Mount Sinai researchers have discovered how the enzyme DNA polymerase delta works to duplicate the genome that cells hand down from one generation to the next.

Researchers identify key areas of measles virus polymerase to target for antiviral drug development
Targeting specific areas of the measles virus polymerase, a protein complex that copies the viral genome, can effectively fight the measles virus and be used as an approach to developing new antiviral drugs to treat the serious infectious disease, according to a study by the Institute for Biomedical Sciences at Georgia State University published in PLoS Pathogens.

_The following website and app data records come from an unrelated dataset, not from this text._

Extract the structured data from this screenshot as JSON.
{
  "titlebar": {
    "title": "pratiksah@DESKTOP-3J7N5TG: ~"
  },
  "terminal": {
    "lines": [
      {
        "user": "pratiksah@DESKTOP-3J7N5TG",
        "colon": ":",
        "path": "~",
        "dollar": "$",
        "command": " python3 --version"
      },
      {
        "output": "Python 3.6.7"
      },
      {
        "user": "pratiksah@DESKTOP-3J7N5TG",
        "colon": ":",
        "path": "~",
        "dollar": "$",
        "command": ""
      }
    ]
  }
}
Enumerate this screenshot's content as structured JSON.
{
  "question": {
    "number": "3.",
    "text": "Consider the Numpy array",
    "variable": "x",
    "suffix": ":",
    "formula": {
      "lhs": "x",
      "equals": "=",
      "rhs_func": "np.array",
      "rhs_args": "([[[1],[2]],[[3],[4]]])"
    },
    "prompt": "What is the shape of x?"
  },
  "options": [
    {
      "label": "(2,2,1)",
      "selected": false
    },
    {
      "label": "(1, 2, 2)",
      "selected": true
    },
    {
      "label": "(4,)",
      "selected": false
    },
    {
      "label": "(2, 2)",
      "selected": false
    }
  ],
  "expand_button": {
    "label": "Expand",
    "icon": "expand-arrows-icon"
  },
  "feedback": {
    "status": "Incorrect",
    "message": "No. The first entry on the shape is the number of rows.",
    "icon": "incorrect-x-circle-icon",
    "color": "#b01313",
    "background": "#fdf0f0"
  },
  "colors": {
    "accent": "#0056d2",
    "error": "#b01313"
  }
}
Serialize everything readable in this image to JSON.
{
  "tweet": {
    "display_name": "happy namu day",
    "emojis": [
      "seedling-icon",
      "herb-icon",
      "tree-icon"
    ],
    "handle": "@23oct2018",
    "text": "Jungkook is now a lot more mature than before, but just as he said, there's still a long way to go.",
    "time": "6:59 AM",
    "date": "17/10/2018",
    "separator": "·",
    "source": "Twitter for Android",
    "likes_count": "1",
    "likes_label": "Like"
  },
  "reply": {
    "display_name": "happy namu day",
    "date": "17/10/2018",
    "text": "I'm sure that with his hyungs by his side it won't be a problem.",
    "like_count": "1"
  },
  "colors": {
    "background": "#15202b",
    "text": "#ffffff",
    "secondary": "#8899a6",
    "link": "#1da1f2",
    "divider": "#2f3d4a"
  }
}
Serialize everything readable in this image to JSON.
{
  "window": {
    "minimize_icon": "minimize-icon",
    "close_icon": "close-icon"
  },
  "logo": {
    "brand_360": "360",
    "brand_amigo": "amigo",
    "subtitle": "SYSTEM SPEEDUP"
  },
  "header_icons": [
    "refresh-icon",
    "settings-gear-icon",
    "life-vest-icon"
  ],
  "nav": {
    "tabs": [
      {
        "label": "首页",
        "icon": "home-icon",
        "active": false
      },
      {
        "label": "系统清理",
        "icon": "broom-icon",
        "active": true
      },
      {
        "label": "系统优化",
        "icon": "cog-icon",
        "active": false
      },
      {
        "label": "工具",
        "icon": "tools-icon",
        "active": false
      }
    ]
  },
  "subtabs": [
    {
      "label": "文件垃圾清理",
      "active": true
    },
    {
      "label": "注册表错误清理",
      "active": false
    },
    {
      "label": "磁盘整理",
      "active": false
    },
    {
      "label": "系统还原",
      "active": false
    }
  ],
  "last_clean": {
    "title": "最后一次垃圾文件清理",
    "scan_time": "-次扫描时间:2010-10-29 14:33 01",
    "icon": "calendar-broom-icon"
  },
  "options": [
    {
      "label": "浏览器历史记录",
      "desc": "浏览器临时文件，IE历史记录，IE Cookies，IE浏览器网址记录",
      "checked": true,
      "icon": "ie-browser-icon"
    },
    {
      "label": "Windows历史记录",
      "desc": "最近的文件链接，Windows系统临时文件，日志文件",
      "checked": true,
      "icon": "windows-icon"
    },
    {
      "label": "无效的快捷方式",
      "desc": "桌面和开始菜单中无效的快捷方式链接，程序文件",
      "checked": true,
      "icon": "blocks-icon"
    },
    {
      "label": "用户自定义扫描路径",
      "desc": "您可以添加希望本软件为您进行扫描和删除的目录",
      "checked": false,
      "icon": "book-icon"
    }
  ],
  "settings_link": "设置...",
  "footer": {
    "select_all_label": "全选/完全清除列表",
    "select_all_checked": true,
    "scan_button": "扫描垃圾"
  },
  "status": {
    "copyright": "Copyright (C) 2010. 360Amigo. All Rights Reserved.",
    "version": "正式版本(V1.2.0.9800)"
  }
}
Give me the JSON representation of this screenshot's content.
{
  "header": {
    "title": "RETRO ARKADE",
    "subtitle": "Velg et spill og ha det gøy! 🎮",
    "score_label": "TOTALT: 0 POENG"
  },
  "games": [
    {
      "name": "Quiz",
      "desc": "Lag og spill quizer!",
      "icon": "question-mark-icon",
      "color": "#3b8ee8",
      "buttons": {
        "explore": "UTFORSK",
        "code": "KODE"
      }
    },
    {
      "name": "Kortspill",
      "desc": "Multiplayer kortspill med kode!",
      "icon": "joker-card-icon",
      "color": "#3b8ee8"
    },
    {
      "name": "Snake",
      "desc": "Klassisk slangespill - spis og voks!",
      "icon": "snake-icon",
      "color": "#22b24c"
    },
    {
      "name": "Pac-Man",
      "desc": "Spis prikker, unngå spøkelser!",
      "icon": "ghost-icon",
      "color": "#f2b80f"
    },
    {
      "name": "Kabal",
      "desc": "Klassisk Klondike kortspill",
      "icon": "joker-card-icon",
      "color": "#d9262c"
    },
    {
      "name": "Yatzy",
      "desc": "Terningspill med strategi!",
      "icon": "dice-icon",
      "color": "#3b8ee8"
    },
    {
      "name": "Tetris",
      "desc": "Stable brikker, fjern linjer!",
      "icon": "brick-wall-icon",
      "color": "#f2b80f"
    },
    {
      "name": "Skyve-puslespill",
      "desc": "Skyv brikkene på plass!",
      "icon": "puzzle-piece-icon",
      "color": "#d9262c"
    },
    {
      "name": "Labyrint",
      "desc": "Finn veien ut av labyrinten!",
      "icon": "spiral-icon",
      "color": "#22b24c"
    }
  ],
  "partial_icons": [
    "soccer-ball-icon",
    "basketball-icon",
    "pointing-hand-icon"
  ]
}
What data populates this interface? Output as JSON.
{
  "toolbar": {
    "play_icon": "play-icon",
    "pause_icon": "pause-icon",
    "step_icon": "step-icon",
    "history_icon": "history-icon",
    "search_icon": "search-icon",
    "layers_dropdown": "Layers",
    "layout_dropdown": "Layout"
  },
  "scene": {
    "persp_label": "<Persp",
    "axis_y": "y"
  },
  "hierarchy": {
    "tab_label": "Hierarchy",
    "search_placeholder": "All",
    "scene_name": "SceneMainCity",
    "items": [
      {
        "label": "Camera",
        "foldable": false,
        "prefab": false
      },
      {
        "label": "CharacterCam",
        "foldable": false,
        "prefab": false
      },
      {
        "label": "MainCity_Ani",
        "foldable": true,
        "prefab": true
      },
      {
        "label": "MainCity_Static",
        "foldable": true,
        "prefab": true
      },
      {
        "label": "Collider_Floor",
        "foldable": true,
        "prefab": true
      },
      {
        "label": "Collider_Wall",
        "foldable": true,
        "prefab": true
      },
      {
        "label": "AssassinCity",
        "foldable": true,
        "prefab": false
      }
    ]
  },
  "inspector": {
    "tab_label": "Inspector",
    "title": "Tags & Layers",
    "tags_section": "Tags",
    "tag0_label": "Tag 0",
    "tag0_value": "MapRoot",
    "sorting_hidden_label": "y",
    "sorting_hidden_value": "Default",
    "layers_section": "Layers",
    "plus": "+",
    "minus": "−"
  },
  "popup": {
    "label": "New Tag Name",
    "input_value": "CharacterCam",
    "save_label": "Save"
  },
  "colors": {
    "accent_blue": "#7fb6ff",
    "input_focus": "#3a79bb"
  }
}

Chemical modifiers tag-team to regulate essential mechanism of life
For decades, scientists thought that one modification, phosphorylation, ran the show.

New giant virus may help scientists better understand the emergence of complex life
A team of scientists led by virologist Masaharu Takemura at Tokyo University of Science and Hiroyuki Ogata at Kyoto University in Japan have discovered a giant virus that, much like the mythical monster Medusa, can turn almost amoeba to a stone-like cyst.

Read More: Polymerase News and Polymerase Current Events is a participant in the Amazon Services LLC Associates Program, an affiliate advertising program designed to provide a means for sites to earn advertising fees by advertising and linking to